Tilman Tacke and Robert Waldmann
A health care system is efficient when an increase in spending results in significant improvements in the health of a population. We test the relative efficiency of public and private health care spending in reducing infant and child mortality using cross-national data for 163 countries. There are two remarkable findings: First, an increase in public funds is both, significantly correlated with a lower mortality and significantly more efficient in reducing mortality than private health care expenditure. Second, private health care expenditure is in all estimations associated with higher, not lower, mortality, although this association is often not statistically significant. The results suggest that, holding total health care expenditure constant, a potential decrease in total infant mortality in the 163 countries from 6.9 million deaths (2002) to 4.2-5.3 million deaths for completely publicly financed health care systems, but an increase to 9.0-10.0 million deaths for completely privately financed health care. We can explain some of the gap by geographies and socioeconomic factors such as HIV prevalence, sanitation standards, corruption, and income distribution. However, the estimated difference in the efficiency of public and private health care is statistically significant in all regressions.

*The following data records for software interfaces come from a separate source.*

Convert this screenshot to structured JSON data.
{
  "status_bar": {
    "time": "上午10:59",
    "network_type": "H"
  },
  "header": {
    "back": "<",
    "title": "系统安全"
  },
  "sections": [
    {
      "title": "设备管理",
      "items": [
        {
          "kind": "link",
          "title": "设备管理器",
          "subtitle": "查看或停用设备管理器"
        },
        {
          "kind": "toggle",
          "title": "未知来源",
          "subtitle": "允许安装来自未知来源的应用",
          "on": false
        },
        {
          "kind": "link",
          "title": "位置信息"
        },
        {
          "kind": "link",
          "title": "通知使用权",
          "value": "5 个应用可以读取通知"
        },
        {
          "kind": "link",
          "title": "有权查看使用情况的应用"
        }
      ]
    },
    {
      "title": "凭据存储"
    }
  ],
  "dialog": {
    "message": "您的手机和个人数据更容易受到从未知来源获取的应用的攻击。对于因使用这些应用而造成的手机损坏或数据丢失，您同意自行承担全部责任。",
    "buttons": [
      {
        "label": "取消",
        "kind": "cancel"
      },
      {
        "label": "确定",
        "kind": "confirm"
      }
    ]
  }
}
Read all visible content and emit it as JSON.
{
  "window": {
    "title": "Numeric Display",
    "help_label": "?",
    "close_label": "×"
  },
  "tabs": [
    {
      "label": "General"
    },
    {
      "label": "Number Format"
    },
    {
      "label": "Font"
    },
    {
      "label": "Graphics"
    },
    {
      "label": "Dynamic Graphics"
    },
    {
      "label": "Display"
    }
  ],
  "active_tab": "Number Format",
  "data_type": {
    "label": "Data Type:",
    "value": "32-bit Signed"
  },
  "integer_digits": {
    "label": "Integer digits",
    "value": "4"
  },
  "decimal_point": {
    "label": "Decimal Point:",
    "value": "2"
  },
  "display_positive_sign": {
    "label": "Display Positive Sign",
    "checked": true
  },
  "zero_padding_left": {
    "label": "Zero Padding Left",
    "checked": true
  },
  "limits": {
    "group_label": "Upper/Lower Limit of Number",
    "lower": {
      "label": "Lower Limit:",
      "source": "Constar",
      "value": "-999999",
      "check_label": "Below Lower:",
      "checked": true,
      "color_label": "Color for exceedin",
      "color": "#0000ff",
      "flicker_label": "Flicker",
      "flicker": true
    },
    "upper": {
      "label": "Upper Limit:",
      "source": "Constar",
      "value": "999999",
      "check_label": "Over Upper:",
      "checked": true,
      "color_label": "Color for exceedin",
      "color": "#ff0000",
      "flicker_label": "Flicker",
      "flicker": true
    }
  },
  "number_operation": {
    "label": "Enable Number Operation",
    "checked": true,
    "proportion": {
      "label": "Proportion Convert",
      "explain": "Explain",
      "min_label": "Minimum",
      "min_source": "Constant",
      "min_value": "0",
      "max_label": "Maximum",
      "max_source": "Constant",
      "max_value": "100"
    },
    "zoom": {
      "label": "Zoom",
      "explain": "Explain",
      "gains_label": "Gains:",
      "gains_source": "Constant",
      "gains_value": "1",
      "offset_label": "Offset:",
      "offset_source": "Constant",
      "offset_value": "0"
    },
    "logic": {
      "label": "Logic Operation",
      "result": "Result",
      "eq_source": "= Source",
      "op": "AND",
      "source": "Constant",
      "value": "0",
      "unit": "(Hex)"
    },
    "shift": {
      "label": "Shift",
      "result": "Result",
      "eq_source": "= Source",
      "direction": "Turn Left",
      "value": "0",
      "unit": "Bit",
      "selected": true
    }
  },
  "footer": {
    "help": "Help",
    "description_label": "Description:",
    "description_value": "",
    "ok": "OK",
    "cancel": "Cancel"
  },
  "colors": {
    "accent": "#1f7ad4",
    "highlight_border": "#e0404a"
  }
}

Tables and figure after the jump
Table 4 reports how the coefficients of interest change when another variable is
added. All regressions summarized very very briefly in table 4 are regression 3 in table 1 with one other variable added.